From the Profession column of the May 2002 Perspectives
An Intellectual Adventure
Amir Alexander, May 2002
I am very much in agreement with your overall sentiments. Studying history should be an intellectual adventure, and should be "fun." If it isn't, what's the point of pursuing it? There are other more financially rewarding and far less risky pursuits open to smart and ambitious students looking to build a successful career. If one makes this choice, then it must be for the love of historical studies and the sense that this is an inherently worthwhile thing to do.
This was always my feeling, and indeed I had enormous fun in graduate school. Like you, I had some wonderful teachers who left a lasting impression. Some of my friends went the "professionalization" route and worked to make themselves more marketable in various ways, but I did not. It always seemed to me that history was first and foremost an exciting intellectual pursuit. I wrote a dissertation (very soon to be a book) that I thought was an interesting and original contribution to the field. I got some very positive responses to it, but also some highly critical ones from those who did not believe in my methodology or approach. This, I thought, was as it should be—there can be no intellectual adventure without impassioned debate. Getting strong reactions on both sides of the issue seemed to me much better than having everyone nodding assent and moving on.
Six years on the job market caused me to reevaluate this position—to an extent. While I agree that there is no "magic bullet" that guarantees employment, I have also found that in a suffocating job market, graduate students must show their professional competence. Talks, publications, and, most of all, teaching experience are the currency of the job market, and candidates ignore them at their own peril. When every position can have hundreds of applicants, these measures allow search committees to narrow down the field and make it more manageable. Candidates who neglect this aspect of their training may never even get serious consideration, no matter how interesting their dissertation. I agree with you that this is unfortunate, but under current conditions it is a fact of life.
Apart from distracting students from the pursuit of history for its own sake, I think the harsh job market has had an even more sinister effect on the process of hiring itself. The current process not only rewards professionalization, but also penalizes those who approach their studies as an intellectual adventure. In particular, it has been my experience that more innovative work, with its concomitant controversies, is shunned.
Like overprofessionalization, this is not anyone's fault in particular, but is part of the dynamics of the current job market. When a department advertises for a position, it is often the only opening it will have in a long time. At the same time it is faced with a plethora of qualified applicants, representing different topics and approaches. Under these conditions the stakes are high, and the senior members of the department weigh in with their own strongly held opinions on the preferred approach. The more controversial approaches, which are often the more innovative ones as well, are at a serious disadvantage here. For although they may get strong support from some members of a department, they are also likely to be opposed by others. Ultimately, the candidate with the more controversial approach is unlikely to be the choice of a department that needs to keep its different members satisfied. A compromise candidate who is acceptable (or at least palatable) to all-one who is well qualified and not overly controversial—has a distinct edge in these circumstances. All of which is to say that in the current job market, the stakes in any given search are too high for committees and departments to make risky choices.

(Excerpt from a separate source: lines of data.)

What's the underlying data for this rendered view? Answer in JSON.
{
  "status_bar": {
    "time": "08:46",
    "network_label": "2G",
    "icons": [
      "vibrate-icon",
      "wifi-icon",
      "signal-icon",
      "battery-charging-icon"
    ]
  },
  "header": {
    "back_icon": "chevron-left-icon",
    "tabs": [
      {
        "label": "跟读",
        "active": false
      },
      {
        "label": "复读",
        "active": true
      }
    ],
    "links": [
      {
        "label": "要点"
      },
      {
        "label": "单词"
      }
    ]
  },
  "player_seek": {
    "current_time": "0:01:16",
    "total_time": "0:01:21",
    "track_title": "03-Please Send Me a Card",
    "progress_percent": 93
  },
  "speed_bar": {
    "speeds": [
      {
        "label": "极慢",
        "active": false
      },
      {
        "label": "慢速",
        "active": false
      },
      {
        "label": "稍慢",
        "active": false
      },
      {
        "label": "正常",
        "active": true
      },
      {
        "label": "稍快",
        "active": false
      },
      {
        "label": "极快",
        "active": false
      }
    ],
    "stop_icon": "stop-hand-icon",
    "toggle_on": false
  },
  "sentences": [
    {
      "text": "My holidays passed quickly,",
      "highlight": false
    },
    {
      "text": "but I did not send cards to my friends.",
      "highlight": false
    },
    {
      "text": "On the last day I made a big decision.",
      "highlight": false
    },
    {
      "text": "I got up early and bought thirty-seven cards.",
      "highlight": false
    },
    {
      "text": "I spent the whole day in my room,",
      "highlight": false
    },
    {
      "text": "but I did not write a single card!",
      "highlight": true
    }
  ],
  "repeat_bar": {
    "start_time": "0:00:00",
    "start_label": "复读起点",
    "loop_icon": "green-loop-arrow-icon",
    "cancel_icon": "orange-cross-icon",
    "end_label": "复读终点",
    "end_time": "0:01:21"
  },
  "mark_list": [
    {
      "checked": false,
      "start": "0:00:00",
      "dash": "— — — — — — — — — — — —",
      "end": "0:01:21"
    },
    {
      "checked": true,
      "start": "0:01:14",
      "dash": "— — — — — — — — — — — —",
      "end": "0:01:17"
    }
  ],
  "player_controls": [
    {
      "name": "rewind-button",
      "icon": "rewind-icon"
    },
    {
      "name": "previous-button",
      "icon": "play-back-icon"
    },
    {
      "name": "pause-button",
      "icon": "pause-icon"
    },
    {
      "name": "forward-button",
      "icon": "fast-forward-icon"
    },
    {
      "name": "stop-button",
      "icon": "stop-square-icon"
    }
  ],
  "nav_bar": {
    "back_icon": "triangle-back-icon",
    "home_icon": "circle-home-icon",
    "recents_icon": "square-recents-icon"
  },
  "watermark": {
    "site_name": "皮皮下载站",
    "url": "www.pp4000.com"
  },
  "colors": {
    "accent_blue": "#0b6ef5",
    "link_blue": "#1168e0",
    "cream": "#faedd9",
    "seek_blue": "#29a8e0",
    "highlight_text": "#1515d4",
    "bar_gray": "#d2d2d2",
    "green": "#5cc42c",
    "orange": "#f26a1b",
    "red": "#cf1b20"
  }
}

I do not have a solution to these problems. Their ultimate cause is the tight job market itself, over which none of us has any control. But like you, I very much hope that these conditions will not deter graduate students from approaching history as an exciting and fun intellectual journey. It might not be the best and safest way to secure a job, but I still think it is what makes the study of history worthwhile.